Black poplar (Populus nigra L.) plants grown at 25 and 35°C were subjected to drought stress to assess the combined impact of two consequences of global climate change – rising temperature and drought – on isoprene biosynthesis and emission. At both temperatures, photosynthesis was inhibited by moderate drought, but isoprene emission only decreased when drought was prolonged. The mRNA transcript level, protein concentration and activity of isoprene synthase (ISPS) changed in concert with isoprene emission during drought stress. However, ISPS activity decreased before isoprene emission during drought development, indicating a tighter control of the emission at a transcriptional or post-transcriptional level under moderate drought stress, and at both temperatures. A residual isoprene emission was measured when photosynthesis was totally inhibited after 35 days of drought. This photosynthesis-independent emission of isoprene was probably dependent on a cytosolic carbon supply as all the properties of ISPS were drastically inhibited. Isoprene emission was associated with dark respiration during the entire drought stress period, and at both temperatures, indicating that the two processes are sustained by, but do not compete for, the same carbon source. Isoprene emission was directly related to phosphoenolpyruvate carboxylase activity in plants grown at 25°C and inversely related in plants grown at 35°C, suggesting a strong temperature control on the regulation of the pyruvate flowing from the cytosol to the plastidic isoprenoid biosynthetic pathway under drought stress and recovery. In re-watered plants, the temperature control on isoprene emission was suppressed, despite complete recovery of photosynthesis and ISPS activity similar to levels in plants subjected to mild drought stress. Our results reveal the overriding effects of drought on isoprene emission, possibly affecting protein level or substrate supply.

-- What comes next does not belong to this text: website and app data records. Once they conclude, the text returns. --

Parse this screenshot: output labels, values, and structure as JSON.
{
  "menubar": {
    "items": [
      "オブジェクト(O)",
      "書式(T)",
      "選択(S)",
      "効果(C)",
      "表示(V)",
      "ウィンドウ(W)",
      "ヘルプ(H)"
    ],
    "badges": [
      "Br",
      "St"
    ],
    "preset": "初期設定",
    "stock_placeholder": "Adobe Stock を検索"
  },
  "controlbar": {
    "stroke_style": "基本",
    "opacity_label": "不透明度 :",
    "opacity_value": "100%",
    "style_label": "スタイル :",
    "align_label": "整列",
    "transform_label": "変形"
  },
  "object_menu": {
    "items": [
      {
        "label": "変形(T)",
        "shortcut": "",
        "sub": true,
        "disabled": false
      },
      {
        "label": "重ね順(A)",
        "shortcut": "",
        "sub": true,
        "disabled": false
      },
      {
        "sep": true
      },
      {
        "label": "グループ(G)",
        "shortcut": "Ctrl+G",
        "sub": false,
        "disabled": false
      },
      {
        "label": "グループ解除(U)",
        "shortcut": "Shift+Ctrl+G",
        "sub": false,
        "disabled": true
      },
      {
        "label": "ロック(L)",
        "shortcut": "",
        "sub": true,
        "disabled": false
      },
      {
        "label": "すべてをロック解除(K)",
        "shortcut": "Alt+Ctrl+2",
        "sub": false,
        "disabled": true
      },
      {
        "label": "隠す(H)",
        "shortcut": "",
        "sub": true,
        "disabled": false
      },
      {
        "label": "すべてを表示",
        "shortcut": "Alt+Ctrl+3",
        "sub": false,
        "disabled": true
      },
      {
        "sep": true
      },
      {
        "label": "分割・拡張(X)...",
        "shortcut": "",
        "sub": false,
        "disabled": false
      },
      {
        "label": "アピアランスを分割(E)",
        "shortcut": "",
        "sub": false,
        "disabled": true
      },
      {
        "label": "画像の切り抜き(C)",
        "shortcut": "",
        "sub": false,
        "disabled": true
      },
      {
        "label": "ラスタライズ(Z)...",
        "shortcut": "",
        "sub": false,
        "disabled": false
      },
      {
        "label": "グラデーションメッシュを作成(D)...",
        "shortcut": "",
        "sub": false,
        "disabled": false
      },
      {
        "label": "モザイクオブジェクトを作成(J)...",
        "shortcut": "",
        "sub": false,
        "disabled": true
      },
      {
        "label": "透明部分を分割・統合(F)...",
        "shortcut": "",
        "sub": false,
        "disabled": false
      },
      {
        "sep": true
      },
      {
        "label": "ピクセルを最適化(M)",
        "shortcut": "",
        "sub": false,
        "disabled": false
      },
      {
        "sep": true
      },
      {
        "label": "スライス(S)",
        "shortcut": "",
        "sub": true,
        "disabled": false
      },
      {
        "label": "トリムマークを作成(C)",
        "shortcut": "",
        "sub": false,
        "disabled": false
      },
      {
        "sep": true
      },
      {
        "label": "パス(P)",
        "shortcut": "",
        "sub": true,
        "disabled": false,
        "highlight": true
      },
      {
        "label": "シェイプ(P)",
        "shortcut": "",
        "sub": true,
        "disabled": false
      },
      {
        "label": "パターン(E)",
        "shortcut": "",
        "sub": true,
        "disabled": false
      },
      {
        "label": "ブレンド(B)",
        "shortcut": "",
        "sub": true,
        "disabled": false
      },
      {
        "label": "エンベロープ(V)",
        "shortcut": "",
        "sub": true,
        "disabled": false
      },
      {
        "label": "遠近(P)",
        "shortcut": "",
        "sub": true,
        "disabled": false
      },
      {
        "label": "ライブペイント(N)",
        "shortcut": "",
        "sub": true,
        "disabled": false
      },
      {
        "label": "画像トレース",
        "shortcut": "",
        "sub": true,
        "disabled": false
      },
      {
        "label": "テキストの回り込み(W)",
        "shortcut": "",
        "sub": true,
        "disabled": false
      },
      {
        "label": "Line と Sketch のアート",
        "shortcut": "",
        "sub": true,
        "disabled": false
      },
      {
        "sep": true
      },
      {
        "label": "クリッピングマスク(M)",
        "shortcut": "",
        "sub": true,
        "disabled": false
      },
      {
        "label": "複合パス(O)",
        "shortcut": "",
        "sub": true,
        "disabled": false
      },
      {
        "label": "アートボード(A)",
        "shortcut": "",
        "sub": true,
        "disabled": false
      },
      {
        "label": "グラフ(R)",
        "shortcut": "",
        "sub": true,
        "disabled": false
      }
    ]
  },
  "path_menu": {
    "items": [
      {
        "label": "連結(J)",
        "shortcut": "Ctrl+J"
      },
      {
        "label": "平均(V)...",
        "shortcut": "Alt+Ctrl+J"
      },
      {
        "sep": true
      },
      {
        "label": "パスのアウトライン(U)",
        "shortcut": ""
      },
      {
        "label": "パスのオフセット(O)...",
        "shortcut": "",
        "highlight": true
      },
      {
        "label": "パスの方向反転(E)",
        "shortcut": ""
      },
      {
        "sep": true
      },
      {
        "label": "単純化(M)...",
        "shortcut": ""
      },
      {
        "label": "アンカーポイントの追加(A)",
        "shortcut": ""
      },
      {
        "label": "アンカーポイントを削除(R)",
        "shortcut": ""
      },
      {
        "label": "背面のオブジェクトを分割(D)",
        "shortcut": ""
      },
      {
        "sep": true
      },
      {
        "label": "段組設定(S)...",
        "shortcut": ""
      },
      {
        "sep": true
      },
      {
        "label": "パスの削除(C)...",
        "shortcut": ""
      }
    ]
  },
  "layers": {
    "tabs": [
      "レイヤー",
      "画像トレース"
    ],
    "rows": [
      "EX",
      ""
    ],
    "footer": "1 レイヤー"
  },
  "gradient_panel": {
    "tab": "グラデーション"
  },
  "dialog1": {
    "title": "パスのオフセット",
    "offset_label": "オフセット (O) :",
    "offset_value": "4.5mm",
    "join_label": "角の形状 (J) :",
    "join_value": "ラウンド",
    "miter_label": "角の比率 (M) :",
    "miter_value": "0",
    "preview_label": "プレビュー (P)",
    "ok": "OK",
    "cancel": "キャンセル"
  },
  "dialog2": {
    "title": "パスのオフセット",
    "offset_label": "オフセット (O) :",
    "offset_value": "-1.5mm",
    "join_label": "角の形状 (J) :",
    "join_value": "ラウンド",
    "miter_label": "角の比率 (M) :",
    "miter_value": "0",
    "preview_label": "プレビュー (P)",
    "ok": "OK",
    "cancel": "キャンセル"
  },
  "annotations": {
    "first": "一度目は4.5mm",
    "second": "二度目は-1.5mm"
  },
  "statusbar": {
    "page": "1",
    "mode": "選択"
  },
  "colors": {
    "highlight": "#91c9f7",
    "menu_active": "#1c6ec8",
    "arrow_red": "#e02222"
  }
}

These effects may largely offset the predicted impact of rising temperatures on the emission of isoprene in terrestrial ecosystems.